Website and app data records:
_____
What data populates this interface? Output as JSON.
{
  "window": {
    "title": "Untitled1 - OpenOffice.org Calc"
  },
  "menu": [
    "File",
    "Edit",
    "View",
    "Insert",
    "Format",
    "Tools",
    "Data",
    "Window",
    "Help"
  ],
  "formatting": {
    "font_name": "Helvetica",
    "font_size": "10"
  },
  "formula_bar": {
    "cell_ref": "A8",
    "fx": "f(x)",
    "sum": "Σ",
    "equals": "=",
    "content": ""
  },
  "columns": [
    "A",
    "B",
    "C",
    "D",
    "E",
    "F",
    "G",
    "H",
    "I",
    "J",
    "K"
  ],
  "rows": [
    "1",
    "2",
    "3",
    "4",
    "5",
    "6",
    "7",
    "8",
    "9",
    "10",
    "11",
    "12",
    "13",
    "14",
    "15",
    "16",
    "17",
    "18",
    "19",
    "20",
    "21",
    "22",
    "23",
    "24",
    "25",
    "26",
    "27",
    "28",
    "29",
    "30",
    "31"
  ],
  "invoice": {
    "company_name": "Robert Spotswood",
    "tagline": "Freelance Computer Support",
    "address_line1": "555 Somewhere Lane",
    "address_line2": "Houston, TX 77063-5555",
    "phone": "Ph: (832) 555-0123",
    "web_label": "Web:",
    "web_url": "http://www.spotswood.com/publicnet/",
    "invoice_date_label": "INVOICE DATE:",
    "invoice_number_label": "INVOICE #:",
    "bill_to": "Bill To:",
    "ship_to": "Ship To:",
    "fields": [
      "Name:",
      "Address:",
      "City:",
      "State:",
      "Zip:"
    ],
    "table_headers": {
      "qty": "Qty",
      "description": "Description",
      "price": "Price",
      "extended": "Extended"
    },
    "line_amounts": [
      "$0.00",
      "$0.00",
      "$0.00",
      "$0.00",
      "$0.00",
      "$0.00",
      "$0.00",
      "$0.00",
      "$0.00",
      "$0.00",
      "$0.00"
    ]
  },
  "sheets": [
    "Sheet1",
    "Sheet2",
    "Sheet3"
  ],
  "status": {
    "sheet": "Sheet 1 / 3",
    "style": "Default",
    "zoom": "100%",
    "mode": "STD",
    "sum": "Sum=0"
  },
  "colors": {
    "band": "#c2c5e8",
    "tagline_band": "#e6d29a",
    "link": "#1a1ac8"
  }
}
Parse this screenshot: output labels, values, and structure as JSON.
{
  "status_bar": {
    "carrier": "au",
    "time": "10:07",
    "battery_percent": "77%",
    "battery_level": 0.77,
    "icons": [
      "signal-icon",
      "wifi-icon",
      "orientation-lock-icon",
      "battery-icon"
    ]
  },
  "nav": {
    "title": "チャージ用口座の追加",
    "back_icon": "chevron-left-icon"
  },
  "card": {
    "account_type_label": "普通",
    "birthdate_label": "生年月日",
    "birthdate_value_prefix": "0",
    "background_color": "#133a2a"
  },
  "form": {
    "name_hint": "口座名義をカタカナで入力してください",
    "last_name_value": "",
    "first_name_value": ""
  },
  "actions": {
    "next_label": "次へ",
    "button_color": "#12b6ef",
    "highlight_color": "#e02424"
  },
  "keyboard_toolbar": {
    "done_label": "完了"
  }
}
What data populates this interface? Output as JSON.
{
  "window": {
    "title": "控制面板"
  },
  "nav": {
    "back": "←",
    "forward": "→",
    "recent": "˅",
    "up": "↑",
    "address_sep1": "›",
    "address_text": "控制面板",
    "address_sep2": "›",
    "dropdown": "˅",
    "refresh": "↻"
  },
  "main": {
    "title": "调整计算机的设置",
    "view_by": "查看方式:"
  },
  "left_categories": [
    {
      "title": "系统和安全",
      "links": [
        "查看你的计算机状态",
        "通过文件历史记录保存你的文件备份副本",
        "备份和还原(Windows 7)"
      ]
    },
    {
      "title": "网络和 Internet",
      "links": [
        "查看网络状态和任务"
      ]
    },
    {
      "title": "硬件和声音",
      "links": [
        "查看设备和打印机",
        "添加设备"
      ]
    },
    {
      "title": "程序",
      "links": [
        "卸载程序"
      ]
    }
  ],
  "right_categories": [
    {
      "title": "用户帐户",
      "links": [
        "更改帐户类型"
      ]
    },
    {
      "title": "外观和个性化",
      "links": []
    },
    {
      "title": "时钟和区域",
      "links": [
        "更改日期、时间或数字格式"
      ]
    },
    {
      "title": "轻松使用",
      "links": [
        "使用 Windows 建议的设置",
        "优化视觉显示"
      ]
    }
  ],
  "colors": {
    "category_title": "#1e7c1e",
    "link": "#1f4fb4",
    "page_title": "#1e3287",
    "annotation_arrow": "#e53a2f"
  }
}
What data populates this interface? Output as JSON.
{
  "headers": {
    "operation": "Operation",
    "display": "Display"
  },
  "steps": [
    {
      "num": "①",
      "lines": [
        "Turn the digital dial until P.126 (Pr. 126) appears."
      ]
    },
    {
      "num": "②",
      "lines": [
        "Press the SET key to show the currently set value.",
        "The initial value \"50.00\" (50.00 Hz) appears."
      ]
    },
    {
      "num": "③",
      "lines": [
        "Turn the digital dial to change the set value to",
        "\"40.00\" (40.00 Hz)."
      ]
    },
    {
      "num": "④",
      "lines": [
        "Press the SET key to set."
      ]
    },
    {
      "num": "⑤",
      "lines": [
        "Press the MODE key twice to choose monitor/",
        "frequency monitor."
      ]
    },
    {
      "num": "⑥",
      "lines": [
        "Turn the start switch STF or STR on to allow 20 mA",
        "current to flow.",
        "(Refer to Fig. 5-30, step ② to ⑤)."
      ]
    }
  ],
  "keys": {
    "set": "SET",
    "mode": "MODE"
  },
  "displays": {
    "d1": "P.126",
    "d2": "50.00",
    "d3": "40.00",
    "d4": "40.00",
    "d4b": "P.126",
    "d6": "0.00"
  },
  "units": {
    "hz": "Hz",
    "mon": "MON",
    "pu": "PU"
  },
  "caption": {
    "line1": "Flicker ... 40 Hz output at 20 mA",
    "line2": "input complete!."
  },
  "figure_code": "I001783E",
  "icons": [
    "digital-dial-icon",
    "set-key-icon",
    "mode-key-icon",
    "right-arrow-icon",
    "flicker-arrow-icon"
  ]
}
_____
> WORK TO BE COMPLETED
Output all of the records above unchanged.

> ANSWER TO THE EXERCISE
What data populates this interface? Output as JSON.
{
  "window": {
    "title": "Untitled1 - OpenOffice.org Calc"
  },
  "menu": [
    "File",
    "Edit",
    "View",
    "Insert",
    "Format",
    "Tools",
    "Data",
    "Window",
    "Help"
  ],
  "formatting": {
    "font_name": "Helvetica",
    "font_size": "10"
  },
  "formula_bar": {
    "cell_ref": "A8",
    "fx": "f(x)",
    "sum": "Σ",
    "equals": "=",
    "content": ""
  },
  "columns": [
    "A",
    "B",
    "C",
    "D",
    "E",
    "F",
    "G",
    "H",
    "I",
    "J",
    "K"
  ],
  "rows": [
    "1",
    "2",
    "3",
    "4",
    "5",
    "6",
    "7",
    "8",
    "9",
    "10",
    "11",
    "12",
    "13",
    "14",
    "15",
    "16",
    "17",
    "18",
    "19",
    "20",
    "21",
    "22",
    "23",
    "24",
    "25",
    "26",
    "27",
    "28",
    "29",
    "30",
    "31"
  ],
  "invoice": {
    "company_name": "Robert Spotswood",
    "tagline": "Freelance Computer Support",
    "address_line1": "555 Somewhere Lane",
    "address_line2": "Houston, TX 77063-5555",
    "phone": "Ph: (832) 555-0123",
    "web_label": "Web:",
    "web_url": "http://www.spotswood.com/publicnet/",
    "invoice_date_label": "INVOICE DATE:",
    "invoice_number_label": "INVOICE #:",
    "bill_to": "Bill To:",
    "ship_to": "Ship To:",
    "fields": [
      "Name:",
      "Address:",
      "City:",
      "State:",
      "Zip:"
    ],
    "table_headers": {
      "qty": "Qty",
      "description": "Description",
      "price": "Price",
      "extended": "Extended"
    },
    "line_amounts": [
      "$0.00",
      "$0.00",
      "$0.00",
      "$0.00",
      "$0.00",
      "$0.00",
      "$0.00",
      "$0.00",
      "$0.00",
      "$0.00",
      "$0.00"
    ]
  },
  "sheets": [
    "Sheet1",
    "Sheet2",
    "Sheet3"
  ],
  "status": {
    "sheet": "Sheet 1 / 3",
    "style": "Default",
    "zoom": "100%",
    "mode": "STD",
    "sum": "Sum=0"
  },
  "colors": {
    "band": "#c2c5e8",
    "tagline_band": "#e6d29a",
    "link": "#1a1ac8"
  }
}
Parse this screenshot: output labels, values, and structure as JSON.
{
  "status_bar": {
    "carrier": "au",
    "time": "10:07",
    "battery_percent": "77%",
    "battery_level": 0.77,
    "icons": [
      "signal-icon",
      "wifi-icon",
      "orientation-lock-icon",
      "battery-icon"
    ]
  },
  "nav": {
    "title": "チャージ用口座の追加",
    "back_icon": "chevron-left-icon"
  },
  "card": {
    "account_type_label": "普通",
    "birthdate_label": "生年月日",
    "birthdate_value_prefix": "0",
    "background_color": "#133a2a"
  },
  "form": {
    "name_hint": "口座名義をカタカナで入力してください",
    "last_name_value": "",
    "first_name_value": ""
  },
  "actions": {
    "next_label": "次へ",
    "button_color": "#12b6ef",
    "highlight_color": "#e02424"
  },
  "keyboard_toolbar": {
    "done_label": "完了"
  }
}
What data populates this interface? Output as JSON.
{
  "window": {
    "title": "控制面板"
  },
  "nav": {
    "back": "←",
    "forward": "→",
    "recent": "˅",
    "up": "↑",
    "address_sep1": "›",
    "address_text": "控制面板",
    "address_sep2": "›",
    "dropdown": "˅",
    "refresh": "↻"
  },
  "main": {
    "title": "调整计算机的设置",
    "view_by": "查看方式:"
  },
  "left_categories": [
    {
      "title": "系统和安全",
      "links": [
        "查看你的计算机状态",
        "通过文件历史记录保存你的文件备份副本",
        "备份和还原(Windows 7)"
      ]
    },
    {
      "title": "网络和 Internet",
      "links": [
        "查看网络状态和任务"
      ]
    },
    {
      "title": "硬件和声音",
      "links": [
        "查看设备和打印机",
        "添加设备"
      ]
    },
    {
      "title": "程序",
      "links": [
        "卸载程序"
      ]
    }
  ],
  "right_categories": [
    {
      "title": "用户帐户",
      "links": [
        "更改帐户类型"
      ]
    },
    {
      "title": "外观和个性化",
      "links": []
    },
    {
      "title": "时钟和区域",
      "links": [
        "更改日期、时间或数字格式"
      ]
    },
    {
      "title": "轻松使用",
      "links": [
        "使用 Windows 建议的设置",
        "优化视觉显示"
      ]
    }
  ],
  "colors": {
    "category_title": "#1e7c1e",
    "link": "#1f4fb4",
    "page_title": "#1e3287",
    "annotation_arrow": "#e53a2f"
  }
}
What data populates this interface? Output as JSON.
{
  "headers": {
    "operation": "Operation",
    "display": "Display"
  },
  "steps": [
    {
      "num": "①",
      "lines": [
        "Turn the digital dial until P.126 (Pr. 126) appears."
      ]
    },
    {
      "num": "②",
      "lines": [
        "Press the SET key to show the currently set value.",
        "The initial value \"50.00\" (50.00 Hz) appears."
      ]
    },
    {
      "num": "③",
      "lines": [
        "Turn the digital dial to change the set value to",
        "\"40.00\" (40.00 Hz)."
      ]
    },
    {
      "num": "④",
      "lines": [
        "Press the SET key to set."
      ]
    },
    {
      "num": "⑤",
      "lines": [
        "Press the MODE key twice to choose monitor/",
        "frequency monitor."
      ]
    },
    {
      "num": "⑥",
      "lines": [
        "Turn the start switch STF or STR on to allow 20 mA",
        "current to flow.",
        "(Refer to Fig. 5-30, step ② to ⑤)."
      ]
    }
  ],
  "keys": {
    "set": "SET",
    "mode": "MODE"
  },
  "displays": {
    "d1": "P.126",
    "d2": "50.00",
    "d3": "40.00",
    "d4": "40.00",
    "d4b": "P.126",
    "d6": "0.00"
  },
  "units": {
    "hz": "Hz",
    "mon": "MON",
    "pu": "PU"
  },
  "caption": {
    "line1": "Flicker ... 40 Hz output at 20 mA",
    "line2": "input complete!."
  },
  "figure_code": "I001783E",
  "icons": [
    "digital-dial-icon",
    "set-key-icon",
    "mode-key-icon",
    "right-arrow-icon",
    "flicker-arrow-icon"
  ]
}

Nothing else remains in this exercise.